Gender imbalance starts at birth: Both China and India are infamous for widespread gender selective abortions and female infanticide. Both countries have birth sex ratios that are well off the worldwide average. In 2013, China saw 1.11 boys born per girl, India 1.12, as compared to 1.07 worldwide. The availability of affordable prenatal diagnostic techniques has only accentuated the trend, which means the gender gap in the general population is bound to widen in the coming years, as more balanced older generations pass away. In an attempt to break the trend, India has legally banned sex determination before birth in 1994, legislation that has, however, been criticized as ineffective. In 2013, China loosened its one-child policy, one of the main drivers of gendercide.

( Read the entire article at http://qz.com/335183/heres-why-men-on-earth-outnumber-women-by-60-million/.)

What’s going to happen if this trend continues and the number of men on the planet increases further? Will we be reduced to International Women’s Afternoon or International Women’s Moment of Silence?

(I didn’t come up with this rant all on my own; I had a little help from my friend. Actually, this rant was originally hers.)

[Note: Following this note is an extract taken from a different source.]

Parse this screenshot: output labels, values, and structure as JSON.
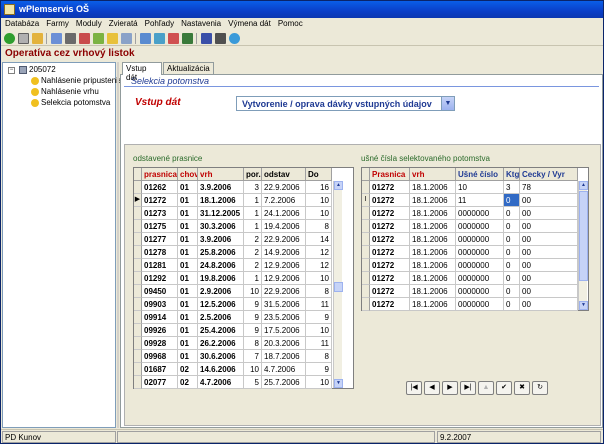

UPDATE: It just occurred to me to see if there is a Women’s History Month. There is. It’s March. Women’s History Month is now. So I guess women get a whole month of the past to celebrate. To find out more about Women’s History Month 2015, go here: http://womenshistorymonth.gov/.